Astronomy students at Hampshire take advantage of courses on campus and throughout the Five College consortium through the Five College Astronomy Department. The interlinking of Five College resources allows for a richer environment for doing astronomy research than would be possible if each operated independently.
Moreover, by combining the traditional emphasis on small classes and individual attention that is found at small liberal arts colleges with the research opportunities and infrastructure of a large university, students can find a mix of fine teaching and rich opportunities for independent research.
Aliens: Close Encounters of a Multidisciplinary Kind
This course can be summed up as everything you wanted to know about aliens but were afraid to ask (a scientist). The course will explore the topic of extraterrestrial intelligence from the perspective of several different fields. We will look at the history of UFO sighting claims and analyze the reliability of eyewitness testimonies, explore psychological and sociological reasons behind claims of alien abductions, and analyze the current state of the search for extraterrestrial intelligence (SETI) from the perspective of astronomy and planetary research. We will also examine how film and television have shaped our view of aliens in popular culture. We will conclude the course by looking at religions that have been inspired by UFOs and extraterrestrials.
Five College Astronomy Department
The Five College Astronomy Department has several major research programs, including: the Five College Radio Astronomy Observatory, which operates a 14-m radio telescope near the Quabbin reservoir; the 2-Micron All Sky Survey, which has mapped the sky at infrared wavelengths; and the Large Millimeter Telescope, recently constructed in Mexico. Faculty supervise research programs using supercomputers, satellite observatories, and major telescopes around the world. The Five College Astronomy Club holds star parties, uses the wide variety of optical telescopes available in the valley, and offers workshops.

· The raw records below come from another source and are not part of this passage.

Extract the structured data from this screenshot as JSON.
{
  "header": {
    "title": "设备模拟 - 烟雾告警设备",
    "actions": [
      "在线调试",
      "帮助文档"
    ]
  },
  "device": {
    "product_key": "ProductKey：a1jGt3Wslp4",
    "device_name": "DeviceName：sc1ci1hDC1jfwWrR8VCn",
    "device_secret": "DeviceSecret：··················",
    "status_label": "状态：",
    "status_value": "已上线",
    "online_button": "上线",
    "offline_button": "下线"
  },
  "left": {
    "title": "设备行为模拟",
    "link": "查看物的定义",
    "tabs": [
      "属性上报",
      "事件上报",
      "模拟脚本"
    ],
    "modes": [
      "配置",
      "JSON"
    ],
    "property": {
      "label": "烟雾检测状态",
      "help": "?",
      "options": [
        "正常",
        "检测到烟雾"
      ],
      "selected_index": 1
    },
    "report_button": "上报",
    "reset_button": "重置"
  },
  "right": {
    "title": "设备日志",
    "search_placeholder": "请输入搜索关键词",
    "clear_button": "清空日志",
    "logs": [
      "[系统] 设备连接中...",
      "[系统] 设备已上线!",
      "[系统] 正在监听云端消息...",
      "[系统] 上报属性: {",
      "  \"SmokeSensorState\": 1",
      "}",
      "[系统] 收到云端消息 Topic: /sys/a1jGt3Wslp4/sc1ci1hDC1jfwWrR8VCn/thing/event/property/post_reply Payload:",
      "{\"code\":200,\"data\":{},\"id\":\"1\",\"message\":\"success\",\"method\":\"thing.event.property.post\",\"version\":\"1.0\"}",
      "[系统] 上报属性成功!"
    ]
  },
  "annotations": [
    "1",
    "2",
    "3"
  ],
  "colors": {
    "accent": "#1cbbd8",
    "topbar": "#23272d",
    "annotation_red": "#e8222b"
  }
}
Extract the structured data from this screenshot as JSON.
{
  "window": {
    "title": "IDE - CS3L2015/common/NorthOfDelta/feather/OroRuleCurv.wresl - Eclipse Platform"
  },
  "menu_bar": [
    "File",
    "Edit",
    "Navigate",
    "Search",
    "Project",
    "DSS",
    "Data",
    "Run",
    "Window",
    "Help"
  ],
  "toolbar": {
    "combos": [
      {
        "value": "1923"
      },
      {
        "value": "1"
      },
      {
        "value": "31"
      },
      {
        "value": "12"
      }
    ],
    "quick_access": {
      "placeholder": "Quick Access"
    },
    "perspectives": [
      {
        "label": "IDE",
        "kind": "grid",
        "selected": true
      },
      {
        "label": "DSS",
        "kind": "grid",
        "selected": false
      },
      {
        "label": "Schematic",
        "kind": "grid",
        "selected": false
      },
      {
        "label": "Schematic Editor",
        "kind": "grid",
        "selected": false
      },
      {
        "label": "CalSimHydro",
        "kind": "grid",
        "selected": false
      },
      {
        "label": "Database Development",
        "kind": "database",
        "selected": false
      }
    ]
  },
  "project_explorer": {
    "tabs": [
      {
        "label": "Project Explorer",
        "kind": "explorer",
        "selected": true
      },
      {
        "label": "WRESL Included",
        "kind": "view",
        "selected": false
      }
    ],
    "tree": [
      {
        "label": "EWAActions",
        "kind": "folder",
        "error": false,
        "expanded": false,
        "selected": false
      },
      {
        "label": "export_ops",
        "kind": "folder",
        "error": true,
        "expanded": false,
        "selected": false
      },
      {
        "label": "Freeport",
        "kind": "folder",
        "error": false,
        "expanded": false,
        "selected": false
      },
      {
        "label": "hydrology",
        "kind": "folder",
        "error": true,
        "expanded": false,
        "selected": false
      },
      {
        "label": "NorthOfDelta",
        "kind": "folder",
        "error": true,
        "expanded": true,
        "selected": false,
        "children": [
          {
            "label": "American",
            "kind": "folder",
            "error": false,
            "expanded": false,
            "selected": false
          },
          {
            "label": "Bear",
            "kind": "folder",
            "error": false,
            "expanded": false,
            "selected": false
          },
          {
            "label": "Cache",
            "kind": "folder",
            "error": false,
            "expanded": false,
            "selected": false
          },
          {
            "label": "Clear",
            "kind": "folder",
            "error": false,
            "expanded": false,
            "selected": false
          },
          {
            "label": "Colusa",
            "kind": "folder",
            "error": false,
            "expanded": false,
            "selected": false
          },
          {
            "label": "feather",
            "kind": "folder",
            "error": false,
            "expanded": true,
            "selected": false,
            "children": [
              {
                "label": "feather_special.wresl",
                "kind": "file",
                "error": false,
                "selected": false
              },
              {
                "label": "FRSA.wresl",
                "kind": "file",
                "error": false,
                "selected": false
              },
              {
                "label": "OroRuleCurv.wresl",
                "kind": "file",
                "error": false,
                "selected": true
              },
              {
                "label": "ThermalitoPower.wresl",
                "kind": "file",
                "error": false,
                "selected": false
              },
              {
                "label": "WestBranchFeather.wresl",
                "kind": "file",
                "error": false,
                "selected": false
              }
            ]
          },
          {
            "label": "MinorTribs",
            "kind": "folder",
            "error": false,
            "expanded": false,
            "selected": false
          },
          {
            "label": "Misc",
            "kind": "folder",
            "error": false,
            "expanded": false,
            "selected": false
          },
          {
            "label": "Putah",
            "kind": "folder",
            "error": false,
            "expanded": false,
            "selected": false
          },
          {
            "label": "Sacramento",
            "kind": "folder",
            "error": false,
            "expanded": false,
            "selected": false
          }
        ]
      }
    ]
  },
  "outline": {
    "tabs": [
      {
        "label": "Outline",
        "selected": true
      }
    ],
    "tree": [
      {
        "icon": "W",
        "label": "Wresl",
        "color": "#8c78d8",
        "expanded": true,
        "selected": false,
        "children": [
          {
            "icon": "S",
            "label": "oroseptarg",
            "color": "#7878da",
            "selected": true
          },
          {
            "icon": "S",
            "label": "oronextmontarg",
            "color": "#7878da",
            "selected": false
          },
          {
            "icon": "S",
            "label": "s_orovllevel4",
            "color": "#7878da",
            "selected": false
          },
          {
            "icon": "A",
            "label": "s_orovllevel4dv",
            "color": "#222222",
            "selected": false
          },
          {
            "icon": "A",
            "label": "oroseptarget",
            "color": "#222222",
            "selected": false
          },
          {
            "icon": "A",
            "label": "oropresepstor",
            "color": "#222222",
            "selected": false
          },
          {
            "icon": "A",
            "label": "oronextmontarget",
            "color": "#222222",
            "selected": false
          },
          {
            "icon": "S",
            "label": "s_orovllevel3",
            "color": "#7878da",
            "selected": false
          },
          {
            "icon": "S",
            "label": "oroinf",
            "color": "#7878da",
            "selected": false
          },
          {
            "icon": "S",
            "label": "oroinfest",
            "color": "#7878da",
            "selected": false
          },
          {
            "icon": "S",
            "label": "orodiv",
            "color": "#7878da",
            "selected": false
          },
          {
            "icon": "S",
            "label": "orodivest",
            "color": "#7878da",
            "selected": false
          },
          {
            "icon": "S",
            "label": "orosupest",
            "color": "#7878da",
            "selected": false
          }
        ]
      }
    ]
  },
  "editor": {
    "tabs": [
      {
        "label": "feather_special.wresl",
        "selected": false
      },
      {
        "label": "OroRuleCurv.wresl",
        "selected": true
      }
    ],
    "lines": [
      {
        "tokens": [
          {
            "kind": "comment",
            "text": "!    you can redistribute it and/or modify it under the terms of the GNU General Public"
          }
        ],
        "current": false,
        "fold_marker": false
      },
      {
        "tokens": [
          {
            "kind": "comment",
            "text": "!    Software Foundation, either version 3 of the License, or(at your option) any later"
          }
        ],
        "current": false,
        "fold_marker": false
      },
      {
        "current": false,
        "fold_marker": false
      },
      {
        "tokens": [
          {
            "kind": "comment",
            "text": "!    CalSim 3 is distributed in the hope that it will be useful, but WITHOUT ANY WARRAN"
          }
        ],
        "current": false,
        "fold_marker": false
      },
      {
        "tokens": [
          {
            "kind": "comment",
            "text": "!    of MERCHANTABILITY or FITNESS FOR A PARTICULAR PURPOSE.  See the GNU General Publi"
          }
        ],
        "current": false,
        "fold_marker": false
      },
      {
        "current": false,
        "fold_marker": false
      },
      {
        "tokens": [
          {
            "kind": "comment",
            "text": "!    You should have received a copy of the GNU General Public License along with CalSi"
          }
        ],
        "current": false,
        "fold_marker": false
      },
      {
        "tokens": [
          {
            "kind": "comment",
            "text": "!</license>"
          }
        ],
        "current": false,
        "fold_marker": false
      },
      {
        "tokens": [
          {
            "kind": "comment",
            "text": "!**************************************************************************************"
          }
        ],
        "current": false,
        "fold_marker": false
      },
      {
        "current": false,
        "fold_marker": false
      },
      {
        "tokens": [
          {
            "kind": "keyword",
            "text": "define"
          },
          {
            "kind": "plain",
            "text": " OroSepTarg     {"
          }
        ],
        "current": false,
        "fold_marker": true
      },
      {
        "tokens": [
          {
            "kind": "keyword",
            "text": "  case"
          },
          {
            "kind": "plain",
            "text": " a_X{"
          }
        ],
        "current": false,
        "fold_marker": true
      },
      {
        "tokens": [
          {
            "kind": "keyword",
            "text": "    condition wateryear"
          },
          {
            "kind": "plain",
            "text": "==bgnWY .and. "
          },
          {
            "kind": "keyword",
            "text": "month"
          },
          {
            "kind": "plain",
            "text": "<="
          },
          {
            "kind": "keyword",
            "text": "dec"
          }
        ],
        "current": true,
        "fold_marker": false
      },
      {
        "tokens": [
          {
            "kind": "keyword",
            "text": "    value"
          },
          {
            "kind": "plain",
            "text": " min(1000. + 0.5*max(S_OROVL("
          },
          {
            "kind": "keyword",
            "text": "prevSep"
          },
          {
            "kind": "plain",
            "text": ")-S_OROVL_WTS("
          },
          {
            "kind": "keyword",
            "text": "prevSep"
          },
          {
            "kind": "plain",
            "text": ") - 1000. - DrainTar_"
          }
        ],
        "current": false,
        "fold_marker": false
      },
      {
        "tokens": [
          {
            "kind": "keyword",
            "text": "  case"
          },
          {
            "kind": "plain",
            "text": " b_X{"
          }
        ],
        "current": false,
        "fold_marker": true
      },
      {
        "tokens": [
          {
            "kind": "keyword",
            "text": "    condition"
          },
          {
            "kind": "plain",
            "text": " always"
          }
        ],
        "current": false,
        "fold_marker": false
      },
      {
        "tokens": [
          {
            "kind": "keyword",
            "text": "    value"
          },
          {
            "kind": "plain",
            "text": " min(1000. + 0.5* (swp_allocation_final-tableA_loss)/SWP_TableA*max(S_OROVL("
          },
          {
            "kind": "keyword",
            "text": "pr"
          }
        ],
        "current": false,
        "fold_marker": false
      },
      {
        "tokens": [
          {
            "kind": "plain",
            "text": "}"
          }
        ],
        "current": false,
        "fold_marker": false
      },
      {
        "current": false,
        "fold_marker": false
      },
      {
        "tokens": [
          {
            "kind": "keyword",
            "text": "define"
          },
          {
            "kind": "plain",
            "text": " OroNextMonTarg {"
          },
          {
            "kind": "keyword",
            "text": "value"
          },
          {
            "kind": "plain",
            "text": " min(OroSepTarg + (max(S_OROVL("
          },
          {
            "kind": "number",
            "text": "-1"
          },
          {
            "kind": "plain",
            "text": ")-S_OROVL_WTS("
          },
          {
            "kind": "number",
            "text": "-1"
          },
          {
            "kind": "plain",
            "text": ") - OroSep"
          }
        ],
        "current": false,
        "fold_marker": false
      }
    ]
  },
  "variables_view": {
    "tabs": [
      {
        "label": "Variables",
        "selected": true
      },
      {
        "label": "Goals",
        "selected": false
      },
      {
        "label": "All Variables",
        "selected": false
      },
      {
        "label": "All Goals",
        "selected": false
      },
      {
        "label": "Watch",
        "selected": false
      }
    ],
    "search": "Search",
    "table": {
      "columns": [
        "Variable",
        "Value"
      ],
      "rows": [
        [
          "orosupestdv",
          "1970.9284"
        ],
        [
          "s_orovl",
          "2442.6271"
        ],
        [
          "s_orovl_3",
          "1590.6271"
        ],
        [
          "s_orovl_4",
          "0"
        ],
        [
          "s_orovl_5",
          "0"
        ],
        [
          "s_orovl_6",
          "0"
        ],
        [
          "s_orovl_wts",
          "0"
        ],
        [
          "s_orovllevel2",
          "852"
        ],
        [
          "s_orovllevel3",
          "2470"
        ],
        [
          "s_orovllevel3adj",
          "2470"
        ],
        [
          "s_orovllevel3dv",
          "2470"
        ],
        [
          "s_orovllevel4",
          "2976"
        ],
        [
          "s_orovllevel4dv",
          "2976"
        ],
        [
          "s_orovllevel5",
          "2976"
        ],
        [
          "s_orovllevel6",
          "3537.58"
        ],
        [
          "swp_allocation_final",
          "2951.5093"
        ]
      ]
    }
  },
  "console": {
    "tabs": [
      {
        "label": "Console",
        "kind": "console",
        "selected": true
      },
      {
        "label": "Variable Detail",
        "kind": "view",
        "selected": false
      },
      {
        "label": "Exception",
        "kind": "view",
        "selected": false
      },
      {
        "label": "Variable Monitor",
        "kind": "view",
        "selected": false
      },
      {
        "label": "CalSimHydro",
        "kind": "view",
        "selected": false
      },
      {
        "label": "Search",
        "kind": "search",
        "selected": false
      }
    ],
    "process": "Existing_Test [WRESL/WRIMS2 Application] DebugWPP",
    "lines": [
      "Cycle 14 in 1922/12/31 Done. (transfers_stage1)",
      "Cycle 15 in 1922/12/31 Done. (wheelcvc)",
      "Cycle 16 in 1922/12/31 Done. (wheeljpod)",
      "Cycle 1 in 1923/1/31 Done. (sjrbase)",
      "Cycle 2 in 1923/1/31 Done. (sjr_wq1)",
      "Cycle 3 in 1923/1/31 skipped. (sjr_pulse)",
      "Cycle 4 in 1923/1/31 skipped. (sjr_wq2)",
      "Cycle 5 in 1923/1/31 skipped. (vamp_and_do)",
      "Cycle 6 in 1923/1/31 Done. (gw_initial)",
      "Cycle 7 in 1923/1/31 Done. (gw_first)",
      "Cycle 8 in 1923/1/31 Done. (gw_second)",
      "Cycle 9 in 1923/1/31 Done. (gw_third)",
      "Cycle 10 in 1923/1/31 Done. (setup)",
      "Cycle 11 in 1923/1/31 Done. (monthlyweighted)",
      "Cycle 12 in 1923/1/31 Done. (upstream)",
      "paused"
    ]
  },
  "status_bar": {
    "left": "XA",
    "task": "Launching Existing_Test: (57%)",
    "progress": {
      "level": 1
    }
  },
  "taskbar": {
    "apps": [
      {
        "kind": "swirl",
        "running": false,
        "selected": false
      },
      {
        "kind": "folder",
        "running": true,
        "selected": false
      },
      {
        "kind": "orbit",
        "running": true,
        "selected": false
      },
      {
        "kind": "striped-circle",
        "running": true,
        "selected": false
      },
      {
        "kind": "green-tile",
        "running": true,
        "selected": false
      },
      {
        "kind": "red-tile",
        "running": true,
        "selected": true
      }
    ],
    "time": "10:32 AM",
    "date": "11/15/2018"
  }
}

In addition, the Amherst Area Amateur Astronomy Association is a very active local astronomy club with many public activities.